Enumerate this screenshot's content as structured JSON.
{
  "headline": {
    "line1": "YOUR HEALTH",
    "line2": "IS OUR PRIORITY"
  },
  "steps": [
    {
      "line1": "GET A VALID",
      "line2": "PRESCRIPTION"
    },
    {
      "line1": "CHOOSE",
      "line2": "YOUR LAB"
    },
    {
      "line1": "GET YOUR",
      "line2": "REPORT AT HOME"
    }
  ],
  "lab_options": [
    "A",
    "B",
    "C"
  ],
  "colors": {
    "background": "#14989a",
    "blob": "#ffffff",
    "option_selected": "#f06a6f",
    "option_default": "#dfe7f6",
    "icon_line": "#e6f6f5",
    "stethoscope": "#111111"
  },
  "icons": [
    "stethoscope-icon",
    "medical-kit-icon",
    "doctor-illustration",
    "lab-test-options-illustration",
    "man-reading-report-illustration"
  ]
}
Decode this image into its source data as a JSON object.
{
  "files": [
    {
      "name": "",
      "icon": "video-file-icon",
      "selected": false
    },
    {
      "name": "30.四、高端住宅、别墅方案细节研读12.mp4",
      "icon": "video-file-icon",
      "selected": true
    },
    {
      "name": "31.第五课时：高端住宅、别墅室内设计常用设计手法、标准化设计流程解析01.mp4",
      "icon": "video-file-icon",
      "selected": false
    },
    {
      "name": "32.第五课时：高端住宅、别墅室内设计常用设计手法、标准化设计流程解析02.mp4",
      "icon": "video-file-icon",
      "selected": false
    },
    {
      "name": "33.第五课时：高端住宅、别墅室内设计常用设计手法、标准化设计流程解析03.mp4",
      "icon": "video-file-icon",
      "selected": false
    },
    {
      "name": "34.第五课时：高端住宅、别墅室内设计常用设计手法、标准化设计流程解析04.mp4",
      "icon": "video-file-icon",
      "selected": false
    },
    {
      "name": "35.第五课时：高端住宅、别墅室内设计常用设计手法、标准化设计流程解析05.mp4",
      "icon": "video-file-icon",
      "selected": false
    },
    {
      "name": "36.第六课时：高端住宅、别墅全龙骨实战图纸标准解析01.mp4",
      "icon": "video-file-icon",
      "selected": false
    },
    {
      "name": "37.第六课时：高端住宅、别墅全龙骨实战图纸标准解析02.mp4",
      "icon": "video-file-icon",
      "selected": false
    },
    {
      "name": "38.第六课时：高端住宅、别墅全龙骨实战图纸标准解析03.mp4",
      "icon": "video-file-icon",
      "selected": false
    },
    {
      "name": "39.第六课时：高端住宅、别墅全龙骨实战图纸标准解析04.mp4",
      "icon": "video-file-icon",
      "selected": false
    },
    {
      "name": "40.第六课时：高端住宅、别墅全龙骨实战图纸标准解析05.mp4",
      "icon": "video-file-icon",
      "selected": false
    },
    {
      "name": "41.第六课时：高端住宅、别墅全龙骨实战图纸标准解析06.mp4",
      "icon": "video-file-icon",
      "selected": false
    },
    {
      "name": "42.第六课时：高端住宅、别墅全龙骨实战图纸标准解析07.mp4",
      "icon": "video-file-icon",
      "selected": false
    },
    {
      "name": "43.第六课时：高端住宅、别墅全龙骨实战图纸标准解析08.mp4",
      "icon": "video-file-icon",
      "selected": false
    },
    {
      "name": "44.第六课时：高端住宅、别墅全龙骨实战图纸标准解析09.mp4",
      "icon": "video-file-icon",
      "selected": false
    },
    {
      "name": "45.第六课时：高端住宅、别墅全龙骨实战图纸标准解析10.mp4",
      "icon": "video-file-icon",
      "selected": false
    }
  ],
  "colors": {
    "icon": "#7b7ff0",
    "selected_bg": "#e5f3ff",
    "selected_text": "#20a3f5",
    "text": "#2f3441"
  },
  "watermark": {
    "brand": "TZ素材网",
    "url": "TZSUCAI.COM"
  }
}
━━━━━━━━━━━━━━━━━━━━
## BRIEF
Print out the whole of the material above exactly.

## WRITTEN ANSWER
Enumerate this screenshot's content as structured JSON.
{
  "headline": {
    "line1": "YOUR HEALTH",
    "line2": "IS OUR PRIORITY"
  },
  "steps": [
    {
      "line1": "GET A VALID",
      "line2": "PRESCRIPTION"
    },
    {
      "line1": "CHOOSE",
      "line2": "YOUR LAB"
    },
    {
      "line1": "GET YOUR",
      "line2": "REPORT AT HOME"
    }
  ],
  "lab_options": [
    "A",
    "B",
    "C"
  ],
  "colors": {
    "background": "#14989a",
    "blob": "#ffffff",
    "option_selected": "#f06a6f",
    "option_default": "#dfe7f6",
    "icon_line": "#e6f6f5",
    "stethoscope": "#111111"
  },
  "icons": [
    "stethoscope-icon",
    "medical-kit-icon",
    "doctor-illustration",
    "lab-test-options-illustration",
    "man-reading-report-illustration"
  ]
}
Decode this image into its source data as a JSON object.
{
  "files": [
    {
      "name": "",
      "icon": "video-file-icon",
      "selected": false
    },
    {
      "name": "30.四、高端住宅、别墅方案细节研读12.mp4",
      "icon": "video-file-icon",
      "selected": true
    },
    {
      "name": "31.第五课时：高端住宅、别墅室内设计常用设计手法、标准化设计流程解析01.mp4",
      "icon": "video-file-icon",
      "selected": false
    },
    {
      "name": "32.第五课时：高端住宅、别墅室内设计常用设计手法、标准化设计流程解析02.mp4",
      "icon": "video-file-icon",
      "selected": false
    },
    {
      "name": "33.第五课时：高端住宅、别墅室内设计常用设计手法、标准化设计流程解析03.mp4",
      "icon": "video-file-icon",
      "selected": false
    },
    {
      "name": "34.第五课时：高端住宅、别墅室内设计常用设计手法、标准化设计流程解析04.mp4",
      "icon": "video-file-icon",
      "selected": false
    },
    {
      "name": "35.第五课时：高端住宅、别墅室内设计常用设计手法、标准化设计流程解析05.mp4",
      "icon": "video-file-icon",
      "selected": false
    },
    {
      "name": "36.第六课时：高端住宅、别墅全龙骨实战图纸标准解析01.mp4",
      "icon": "video-file-icon",
      "selected": false
    },
    {
      "name": "37.第六课时：高端住宅、别墅全龙骨实战图纸标准解析02.mp4",
      "icon": "video-file-icon",
      "selected": false
    },
    {
      "name": "38.第六课时：高端住宅、别墅全龙骨实战图纸标准解析03.mp4",
      "icon": "video-file-icon",
      "selected": false
    },
    {
      "name": "39.第六课时：高端住宅、别墅全龙骨实战图纸标准解析04.mp4",
      "icon": "video-file-icon",
      "selected": false
    },
    {
      "name": "40.第六课时：高端住宅、别墅全龙骨实战图纸标准解析05.mp4",
      "icon": "video-file-icon",
      "selected": false
    },
    {
      "name": "41.第六课时：高端住宅、别墅全龙骨实战图纸标准解析06.mp4",
      "icon": "video-file-icon",
      "selected": false
    },
    {
      "name": "42.第六课时：高端住宅、别墅全龙骨实战图纸标准解析07.mp4",
      "icon": "video-file-icon",
      "selected": false
    },
    {
      "name": "43.第六课时：高端住宅、别墅全龙骨实战图纸标准解析08.mp4",
      "icon": "video-file-icon",
      "selected": false
    },
    {
      "name": "44.第六课时：高端住宅、别墅全龙骨实战图纸标准解析09.mp4",
      "icon": "video-file-icon",
      "selected": false
    },
    {
      "name": "45.第六课时：高端住宅、别墅全龙骨实战图纸标准解析10.mp4",
      "icon": "video-file-icon",
      "selected": false
    }
  ],
  "colors": {
    "icon": "#7b7ff0",
    "selected_bg": "#e5f3ff",
    "selected_text": "#20a3f5",
    "text": "#2f3441"
  },
  "watermark": {
    "brand": "TZ素材网",
    "url": "TZSUCAI.COM"
  }
}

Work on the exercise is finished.